Invading boundaries is one of the hallmark symptoms of addiction. It’s so common that certain combinations of lying, manipulation, and stealing are considered practically a diagnosis that addiction is present – even if the substance or trigger is not yet clear. The loved ones of addicts are often worn down by the constant onslaught of boundary invasion and manipulation from those who are addicted. Fortunately, there are a few simple methods that can help you build a healthier recovery environment for everyone involved, and it starts with setting boundaries.
Addiction essentially reverts a person into their least healthy toddler-self. What they need is for boundaries to be set and maintained like ironclad house-rules. The patterns of adult addiction are so similar that we can help you sketch out those boundaries now based on the millions of previous families who have gone through what you’re going through today.
1. “I Will Never Lie For You or to Cover For You”
Part of loved-one manipulation is asking family or friends to lie for the addicted. The need to hide the addiction or the shameful behavior of addiction can be powerful, and you may want to ease their suffering in some small way. But one lying-for snowballs into a manipulation avalanche and you must draw a line. You will not and never will tell a lie on behalf of your addict loved one. Especially not to cover for their addiction. Setting boundaries includes keeping your conscience clean.
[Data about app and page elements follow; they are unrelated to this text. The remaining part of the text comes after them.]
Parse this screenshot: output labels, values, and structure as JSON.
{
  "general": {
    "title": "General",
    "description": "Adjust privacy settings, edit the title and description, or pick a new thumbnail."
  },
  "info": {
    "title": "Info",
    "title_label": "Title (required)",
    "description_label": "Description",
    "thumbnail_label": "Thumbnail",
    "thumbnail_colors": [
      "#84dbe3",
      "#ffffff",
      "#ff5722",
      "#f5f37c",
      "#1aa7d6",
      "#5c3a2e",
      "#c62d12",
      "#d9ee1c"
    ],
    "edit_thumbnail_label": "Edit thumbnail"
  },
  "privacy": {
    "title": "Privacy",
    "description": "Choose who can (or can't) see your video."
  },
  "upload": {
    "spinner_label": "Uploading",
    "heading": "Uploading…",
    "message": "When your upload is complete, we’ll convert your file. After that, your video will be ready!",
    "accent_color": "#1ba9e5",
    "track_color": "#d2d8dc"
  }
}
2. “I Will Have to Stop Believing You If You Lie to Me”
Being lied to is a real problem when trying to earnestly help your loved one through addiction recovery. It can hurt deeply for you loved one to deceive you so easily, or for them to try even when you’re not fooled. So set ground-rules. Make it clear that lying to you is equal to them saying not to listen to their words. You will be required – by logic- to stop trusting them if their words aren’t factually true.
3. “No Alcohol and/or Illegal Substances In My House or Near Me”
You have the right to ban all unwanted substances and triggers from your house. You don’t have to tolerate illegal drugs in the home, or even alcohol which is legal. If your loved one is addicted to something you can get at the grocery store, you can ban that, too. You can set a rule that all found items will be trashed or turned over to the police and that any found items will result in a loss of trust and living space.
4. No Drug-Using Friends Near Me or In My House
Likewise, draw a line at bringing drug-using friends into your space or home. While you may be willing to shelter and care for your loved one, friends known through drug using are always potentially dangerous. They are likely to have drugs on them, not respecting your no-substances rule, and are more likely to persuade your loved one to get high with them. Let it be known that drug-using friends are not welcome but friends on the sobriety path are. Setting boundaries includes keeping you and your family safe.
5. No Insults, Blame, or Ridicule to Anyone We Are With
Another hallmark of addiction is abusive behavior. Insults, slinging blame, and bringing down other people are classic dysfunctional coping mechanisms for someone struggling with addiction. This means it’s both necessary and normal to draw a boundary at both verbal and physical abuse. So let your loved one know that you will not tolerate any blame-slinging or insults. In return, ensure that you and others stick to the rule as well.
6. “Meet Your Appointments or You Won’t Be Invited to the Next Event”
Addicts break promises. Between forgetfulness, illness, and the fear of responsibility that addiction inspires, it can be painful to try and include your loved ones in events. Family celebrations, shows, and even doctors appointments become a problem. Tardiness can even be an issue if your loved one is disruptive on arrival.
Draw a hard line and form a pattern. Each time they miss an appointment or event, they will be excluded from invitation to the next enjoyable gathering. But not from the next doctor’s appointment.
7. If You Get Arrested, I Will Not Bail You Out or Hire a Lawyer
Draw the line at arrest. Some addicts don’t check their behavior because they know family will come rescue them. Take away that safety net and your loved one will either avoid the consequence or hit bottom facing the results of their actions.
8. “I Will Not Lend or Give You Money”
Last but certainly not least, the family ATM must close. It’s one thing to provide a place to stay and a plate at family meals. It’s another to fuel a dysfunctional and self-harming lifestyle. Tell your loved one that you will not be a part of their self-destruction. You will help them stay alive and turn the addiction around, but spending money can only come from an income that they earn.
First Steps Recovery includes Fresno California addiction treatment that deals with relapse, recovery, and all kinds of family dynamics. For more information, call us at 844-244-7837 to learn how you can stay on track toward a rewarding and healthy lifestyle.